Records drawn from a dataset
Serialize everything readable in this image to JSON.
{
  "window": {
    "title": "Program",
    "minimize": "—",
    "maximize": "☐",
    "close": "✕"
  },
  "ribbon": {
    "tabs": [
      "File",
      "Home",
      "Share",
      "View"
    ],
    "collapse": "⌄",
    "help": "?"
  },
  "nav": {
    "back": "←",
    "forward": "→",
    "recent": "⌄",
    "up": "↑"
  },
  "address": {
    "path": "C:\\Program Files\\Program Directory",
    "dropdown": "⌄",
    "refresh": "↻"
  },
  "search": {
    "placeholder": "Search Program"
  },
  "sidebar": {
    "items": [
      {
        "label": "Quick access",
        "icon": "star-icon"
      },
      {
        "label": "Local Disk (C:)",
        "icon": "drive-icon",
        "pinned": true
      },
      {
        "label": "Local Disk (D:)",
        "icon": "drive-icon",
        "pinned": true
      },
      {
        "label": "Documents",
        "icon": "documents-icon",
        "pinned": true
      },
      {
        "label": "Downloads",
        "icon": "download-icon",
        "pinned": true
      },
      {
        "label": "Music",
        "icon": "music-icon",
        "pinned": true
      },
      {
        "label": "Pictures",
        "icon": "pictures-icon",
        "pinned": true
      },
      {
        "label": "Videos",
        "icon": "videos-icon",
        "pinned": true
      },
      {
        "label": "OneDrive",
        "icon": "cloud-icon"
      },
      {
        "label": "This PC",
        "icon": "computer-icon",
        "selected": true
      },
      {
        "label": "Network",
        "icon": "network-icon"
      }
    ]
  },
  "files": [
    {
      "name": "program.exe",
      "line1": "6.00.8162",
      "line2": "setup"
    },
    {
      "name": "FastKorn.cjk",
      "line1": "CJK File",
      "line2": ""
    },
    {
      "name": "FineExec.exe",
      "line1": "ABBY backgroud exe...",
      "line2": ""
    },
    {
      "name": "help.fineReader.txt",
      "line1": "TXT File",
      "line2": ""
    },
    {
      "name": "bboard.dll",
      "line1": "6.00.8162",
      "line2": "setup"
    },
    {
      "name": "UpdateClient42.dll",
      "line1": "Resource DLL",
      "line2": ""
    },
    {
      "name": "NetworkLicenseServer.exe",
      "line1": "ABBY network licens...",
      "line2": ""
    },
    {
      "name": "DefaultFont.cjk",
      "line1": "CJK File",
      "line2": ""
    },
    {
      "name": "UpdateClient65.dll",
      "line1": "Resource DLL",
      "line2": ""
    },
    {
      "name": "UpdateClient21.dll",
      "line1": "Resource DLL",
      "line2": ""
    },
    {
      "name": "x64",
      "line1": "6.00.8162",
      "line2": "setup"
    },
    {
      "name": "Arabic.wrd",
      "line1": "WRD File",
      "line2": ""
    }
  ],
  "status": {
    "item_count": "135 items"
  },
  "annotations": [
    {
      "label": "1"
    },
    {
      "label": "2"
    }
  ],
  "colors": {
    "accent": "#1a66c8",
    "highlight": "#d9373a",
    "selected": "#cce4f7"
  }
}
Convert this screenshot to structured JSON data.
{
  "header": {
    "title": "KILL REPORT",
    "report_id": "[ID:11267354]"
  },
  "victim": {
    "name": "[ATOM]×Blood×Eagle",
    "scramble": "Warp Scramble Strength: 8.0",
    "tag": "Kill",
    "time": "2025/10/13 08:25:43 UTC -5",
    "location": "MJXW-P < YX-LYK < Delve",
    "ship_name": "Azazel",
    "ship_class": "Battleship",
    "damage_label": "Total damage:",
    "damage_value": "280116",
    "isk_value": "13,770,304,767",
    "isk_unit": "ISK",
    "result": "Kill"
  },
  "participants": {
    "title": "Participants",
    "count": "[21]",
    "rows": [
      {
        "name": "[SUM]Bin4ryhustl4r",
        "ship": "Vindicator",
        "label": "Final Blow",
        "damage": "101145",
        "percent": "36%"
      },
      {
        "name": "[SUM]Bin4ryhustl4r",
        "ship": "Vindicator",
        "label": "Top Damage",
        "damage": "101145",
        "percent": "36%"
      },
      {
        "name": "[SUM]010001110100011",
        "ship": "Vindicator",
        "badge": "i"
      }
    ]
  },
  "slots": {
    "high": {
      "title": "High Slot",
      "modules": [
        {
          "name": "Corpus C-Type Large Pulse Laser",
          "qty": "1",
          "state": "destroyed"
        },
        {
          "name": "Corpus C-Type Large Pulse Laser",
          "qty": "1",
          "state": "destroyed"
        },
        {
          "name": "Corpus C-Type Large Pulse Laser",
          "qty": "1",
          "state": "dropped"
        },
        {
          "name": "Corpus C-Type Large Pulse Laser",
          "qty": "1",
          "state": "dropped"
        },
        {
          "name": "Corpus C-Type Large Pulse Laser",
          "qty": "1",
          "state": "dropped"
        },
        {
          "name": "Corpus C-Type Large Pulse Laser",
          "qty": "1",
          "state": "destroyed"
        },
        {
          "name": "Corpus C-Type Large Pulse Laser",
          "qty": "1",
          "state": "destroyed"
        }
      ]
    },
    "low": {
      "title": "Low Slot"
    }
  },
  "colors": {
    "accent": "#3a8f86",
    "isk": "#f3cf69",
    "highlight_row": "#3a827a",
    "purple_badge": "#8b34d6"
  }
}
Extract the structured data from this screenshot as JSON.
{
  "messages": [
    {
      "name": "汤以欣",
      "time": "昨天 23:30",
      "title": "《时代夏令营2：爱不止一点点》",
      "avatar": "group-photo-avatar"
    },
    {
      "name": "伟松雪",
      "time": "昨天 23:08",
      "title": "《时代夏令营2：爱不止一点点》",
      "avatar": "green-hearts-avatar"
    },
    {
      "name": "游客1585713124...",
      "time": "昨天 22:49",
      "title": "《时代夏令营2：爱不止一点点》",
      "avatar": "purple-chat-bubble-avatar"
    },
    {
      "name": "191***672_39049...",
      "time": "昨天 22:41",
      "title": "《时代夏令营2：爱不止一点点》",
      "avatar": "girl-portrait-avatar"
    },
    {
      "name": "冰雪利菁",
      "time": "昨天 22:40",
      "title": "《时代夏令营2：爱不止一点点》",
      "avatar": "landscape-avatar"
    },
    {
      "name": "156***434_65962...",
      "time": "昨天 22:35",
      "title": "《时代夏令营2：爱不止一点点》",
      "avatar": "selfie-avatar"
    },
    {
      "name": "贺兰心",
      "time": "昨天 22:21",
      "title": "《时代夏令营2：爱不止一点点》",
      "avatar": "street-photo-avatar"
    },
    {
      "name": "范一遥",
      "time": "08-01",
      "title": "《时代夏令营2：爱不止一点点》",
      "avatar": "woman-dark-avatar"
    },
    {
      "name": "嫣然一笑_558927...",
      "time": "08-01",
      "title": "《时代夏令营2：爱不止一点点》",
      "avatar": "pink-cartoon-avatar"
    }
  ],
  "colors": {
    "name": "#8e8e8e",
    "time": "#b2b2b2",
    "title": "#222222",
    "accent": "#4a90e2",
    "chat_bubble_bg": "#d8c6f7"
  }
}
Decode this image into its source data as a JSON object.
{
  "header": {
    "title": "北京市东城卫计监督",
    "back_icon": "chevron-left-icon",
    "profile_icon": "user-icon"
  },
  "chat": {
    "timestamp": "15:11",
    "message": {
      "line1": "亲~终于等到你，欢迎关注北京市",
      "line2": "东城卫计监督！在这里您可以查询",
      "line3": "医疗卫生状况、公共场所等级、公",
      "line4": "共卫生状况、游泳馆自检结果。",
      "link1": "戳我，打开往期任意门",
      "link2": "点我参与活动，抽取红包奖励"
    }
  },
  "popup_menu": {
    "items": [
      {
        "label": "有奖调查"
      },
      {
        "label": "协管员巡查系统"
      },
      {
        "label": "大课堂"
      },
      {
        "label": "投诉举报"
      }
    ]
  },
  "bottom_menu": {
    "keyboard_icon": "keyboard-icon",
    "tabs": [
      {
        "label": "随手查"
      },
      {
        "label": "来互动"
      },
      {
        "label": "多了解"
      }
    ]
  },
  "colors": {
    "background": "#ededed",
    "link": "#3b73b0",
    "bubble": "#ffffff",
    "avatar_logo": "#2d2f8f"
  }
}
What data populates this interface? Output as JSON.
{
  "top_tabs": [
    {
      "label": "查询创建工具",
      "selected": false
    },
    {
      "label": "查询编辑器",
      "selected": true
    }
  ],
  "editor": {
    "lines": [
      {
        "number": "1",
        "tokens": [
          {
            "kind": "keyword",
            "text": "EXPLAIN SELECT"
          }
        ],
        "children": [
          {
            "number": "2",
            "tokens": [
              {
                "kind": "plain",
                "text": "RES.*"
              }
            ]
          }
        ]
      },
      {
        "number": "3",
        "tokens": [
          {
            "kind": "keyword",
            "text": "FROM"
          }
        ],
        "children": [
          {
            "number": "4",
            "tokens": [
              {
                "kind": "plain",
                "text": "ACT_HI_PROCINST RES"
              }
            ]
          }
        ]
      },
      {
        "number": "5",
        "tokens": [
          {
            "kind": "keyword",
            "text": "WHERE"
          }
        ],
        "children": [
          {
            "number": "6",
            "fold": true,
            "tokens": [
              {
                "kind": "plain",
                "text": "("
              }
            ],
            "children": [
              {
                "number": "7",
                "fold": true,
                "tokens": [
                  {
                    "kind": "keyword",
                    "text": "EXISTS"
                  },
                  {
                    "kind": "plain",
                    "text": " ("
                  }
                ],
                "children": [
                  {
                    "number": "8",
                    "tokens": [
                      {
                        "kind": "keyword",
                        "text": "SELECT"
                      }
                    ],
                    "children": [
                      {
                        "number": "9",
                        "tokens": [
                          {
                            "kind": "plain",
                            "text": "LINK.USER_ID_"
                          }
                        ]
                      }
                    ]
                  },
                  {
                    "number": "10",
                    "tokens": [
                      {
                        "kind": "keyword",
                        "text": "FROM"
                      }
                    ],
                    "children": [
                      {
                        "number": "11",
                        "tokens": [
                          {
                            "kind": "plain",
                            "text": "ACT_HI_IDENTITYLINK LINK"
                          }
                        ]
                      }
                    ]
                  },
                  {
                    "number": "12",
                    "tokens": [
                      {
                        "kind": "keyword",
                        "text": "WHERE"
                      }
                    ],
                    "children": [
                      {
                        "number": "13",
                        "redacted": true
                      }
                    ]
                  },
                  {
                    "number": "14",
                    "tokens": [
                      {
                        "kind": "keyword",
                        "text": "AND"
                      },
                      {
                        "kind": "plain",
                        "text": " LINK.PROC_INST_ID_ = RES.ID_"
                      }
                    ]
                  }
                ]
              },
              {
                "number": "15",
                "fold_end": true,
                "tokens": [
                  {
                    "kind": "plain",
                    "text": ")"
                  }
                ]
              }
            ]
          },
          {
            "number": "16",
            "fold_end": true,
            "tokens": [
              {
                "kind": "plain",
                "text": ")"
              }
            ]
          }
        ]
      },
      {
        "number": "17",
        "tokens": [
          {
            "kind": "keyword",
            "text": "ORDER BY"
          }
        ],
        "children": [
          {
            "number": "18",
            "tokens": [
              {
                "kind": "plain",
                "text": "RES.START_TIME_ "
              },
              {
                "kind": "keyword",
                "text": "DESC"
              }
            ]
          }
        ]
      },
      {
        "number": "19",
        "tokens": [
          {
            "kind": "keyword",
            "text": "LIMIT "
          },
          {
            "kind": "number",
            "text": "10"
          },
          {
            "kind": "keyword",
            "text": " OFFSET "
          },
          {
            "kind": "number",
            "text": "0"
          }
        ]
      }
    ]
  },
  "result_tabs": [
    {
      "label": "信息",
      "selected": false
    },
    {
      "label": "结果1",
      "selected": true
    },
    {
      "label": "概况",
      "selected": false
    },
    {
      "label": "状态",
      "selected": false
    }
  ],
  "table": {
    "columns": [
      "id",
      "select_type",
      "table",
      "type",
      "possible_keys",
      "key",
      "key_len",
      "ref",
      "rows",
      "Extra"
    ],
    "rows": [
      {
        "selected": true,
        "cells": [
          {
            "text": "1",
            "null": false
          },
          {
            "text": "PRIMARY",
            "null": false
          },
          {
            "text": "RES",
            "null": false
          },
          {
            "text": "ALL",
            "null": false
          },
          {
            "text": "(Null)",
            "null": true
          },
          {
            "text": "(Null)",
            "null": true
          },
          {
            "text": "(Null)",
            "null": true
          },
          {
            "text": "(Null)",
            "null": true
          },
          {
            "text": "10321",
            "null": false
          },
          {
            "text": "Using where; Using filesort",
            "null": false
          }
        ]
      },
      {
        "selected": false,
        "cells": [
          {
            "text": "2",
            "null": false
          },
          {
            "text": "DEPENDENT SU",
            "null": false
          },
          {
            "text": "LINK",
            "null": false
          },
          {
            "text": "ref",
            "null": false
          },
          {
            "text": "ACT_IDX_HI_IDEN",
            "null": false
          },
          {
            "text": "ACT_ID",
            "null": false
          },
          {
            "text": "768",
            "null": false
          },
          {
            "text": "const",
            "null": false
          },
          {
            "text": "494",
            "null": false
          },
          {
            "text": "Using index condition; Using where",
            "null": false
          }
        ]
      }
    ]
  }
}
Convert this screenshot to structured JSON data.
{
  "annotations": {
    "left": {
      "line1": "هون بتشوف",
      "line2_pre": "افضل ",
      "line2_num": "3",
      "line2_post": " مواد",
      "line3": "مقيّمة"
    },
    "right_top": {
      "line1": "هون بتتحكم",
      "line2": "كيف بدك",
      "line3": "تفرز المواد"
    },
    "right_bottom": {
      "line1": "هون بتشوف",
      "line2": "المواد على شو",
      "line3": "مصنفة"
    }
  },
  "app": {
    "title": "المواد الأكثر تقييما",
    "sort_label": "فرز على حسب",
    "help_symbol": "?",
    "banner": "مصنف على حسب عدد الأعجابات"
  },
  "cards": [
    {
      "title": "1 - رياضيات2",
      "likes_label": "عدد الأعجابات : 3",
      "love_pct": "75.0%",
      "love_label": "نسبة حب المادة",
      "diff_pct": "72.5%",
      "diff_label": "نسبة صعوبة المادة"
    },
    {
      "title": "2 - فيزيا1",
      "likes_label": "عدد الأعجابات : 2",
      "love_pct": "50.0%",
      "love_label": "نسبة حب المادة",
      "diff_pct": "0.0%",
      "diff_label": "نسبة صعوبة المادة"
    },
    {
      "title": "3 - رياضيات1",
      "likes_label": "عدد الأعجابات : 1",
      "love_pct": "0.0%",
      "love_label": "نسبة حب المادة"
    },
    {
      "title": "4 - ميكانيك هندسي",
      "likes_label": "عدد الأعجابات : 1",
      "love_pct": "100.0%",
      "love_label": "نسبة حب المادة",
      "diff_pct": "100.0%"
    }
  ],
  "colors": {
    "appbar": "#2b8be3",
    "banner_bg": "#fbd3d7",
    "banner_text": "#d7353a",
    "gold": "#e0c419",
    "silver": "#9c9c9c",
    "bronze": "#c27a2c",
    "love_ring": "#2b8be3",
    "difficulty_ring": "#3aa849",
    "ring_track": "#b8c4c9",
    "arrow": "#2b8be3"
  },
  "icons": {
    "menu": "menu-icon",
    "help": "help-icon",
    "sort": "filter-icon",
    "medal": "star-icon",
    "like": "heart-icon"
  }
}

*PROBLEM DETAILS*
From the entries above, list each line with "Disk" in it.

*THE COMPLETED TASK*
        "label": "Local Disk (C:)",
        "label": "Local Disk (D:)",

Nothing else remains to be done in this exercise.